Intuitively, use the following figure to show the matching method.
For sealing: cylindrical pipe threads are generally sealed with O-ring or gasket with sealing ring, or with raw material belt, sealant, etc.
The sealing of taper pipe thread depends on the deformation of taper thread, forming extrusion force to seal. But there is always the possibility of air leakage. Therefore, for places with strict requirements, it will be sealed with raw tape or sealant.
Intuitively, the sealing method can be shown in the following figure:
Therefore, when we choose the connector, we must first see clearly the thread system, BSP with BSP, NPT with NPT, m with m, UNF with UNF, etc.
Then it should be noted that straight pipe external thread can not be matched with tapered pipe internal thread, for example, G1/4 matched with RC1/4 is wrong, and only tapered external pipe thread can be matched with straight pipe internal thread, for example, RP/R1 or RC/R2.
Finally, for sealing, straight pipe thread must be sealed, while taper pipe thread can be sealed by itself.
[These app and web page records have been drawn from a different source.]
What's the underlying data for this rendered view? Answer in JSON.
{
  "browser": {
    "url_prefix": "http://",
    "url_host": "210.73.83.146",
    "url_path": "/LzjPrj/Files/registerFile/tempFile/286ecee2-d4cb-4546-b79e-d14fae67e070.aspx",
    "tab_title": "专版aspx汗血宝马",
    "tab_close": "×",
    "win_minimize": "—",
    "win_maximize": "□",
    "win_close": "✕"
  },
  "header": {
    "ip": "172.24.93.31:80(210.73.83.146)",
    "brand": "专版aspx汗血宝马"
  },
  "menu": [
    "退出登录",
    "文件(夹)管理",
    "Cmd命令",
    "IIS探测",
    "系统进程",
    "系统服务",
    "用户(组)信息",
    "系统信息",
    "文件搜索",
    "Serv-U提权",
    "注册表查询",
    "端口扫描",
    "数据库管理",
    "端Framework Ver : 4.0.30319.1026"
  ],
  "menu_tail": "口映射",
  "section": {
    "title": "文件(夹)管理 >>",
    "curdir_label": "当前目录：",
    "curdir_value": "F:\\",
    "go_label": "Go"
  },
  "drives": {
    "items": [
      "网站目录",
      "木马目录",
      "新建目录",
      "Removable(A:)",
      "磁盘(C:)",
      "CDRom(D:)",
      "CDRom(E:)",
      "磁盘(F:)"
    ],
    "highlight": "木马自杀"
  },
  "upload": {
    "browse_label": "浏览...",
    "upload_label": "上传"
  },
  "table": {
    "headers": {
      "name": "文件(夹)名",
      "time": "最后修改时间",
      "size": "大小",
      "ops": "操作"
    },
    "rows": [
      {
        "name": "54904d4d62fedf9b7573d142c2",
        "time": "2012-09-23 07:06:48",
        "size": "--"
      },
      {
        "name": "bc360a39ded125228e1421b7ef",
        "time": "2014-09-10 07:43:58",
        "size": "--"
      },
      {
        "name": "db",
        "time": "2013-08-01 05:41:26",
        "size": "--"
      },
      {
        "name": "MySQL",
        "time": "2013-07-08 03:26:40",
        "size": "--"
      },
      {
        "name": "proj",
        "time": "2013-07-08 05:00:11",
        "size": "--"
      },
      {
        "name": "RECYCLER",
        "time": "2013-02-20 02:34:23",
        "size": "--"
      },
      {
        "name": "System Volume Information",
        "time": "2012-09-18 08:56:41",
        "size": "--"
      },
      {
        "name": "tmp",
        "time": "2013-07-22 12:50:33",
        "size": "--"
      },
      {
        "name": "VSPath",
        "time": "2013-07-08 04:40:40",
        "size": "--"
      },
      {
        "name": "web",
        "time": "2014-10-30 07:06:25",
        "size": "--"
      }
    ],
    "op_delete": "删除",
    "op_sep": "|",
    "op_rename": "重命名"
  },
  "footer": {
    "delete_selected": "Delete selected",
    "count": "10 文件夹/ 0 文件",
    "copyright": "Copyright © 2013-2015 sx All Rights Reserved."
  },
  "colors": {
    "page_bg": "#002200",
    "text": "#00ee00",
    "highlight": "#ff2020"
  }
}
For applications with high sealing requirements, sealant or raw tape should be added. However, suppliers usually bring their own sealing methods when they leave the factory.
What is the global application of the two pipe thread systems?
BSPP and BSPT are Wyeth pipe threads, which are mostly used in Europe, Commonwealth countries, Australia, New Zealand, etc.
In Asia, such as China, South Korea, Japan and so on, BSPT thread is used (Japanese industry standard is called PT). Many solenoid valve products we use, and the gas interface belongs to this system.
The United States, Canada and other regions are using NPT thread.
Here’s a few more words about NPT threads.
NPT thread does not need or cannot be sealed with O-ring, because it is a conical thread, which can only be screwed in, and it can be sealed usually by thread deformation. If you want to ensure the sealing, you can use PTFE tape or loctite to seal.
It should be pointed out that NPTF = National pipe tape fuel refers to American dry sealing tapered pipe thread, including internal thread and external thread.
It differs slightly from NPT only in the apex and the base of the tooth, and the rest is the same. It is easy to mistake NPTF for national pipe thread female.
Finally, a table is used to represent the commonly used British and American threads, and another table is used to compare the commonly used threads, as follows.
Source: China Thread Fittings Manufacturer – Yaang Pipe Industry (www.steeljrv.com)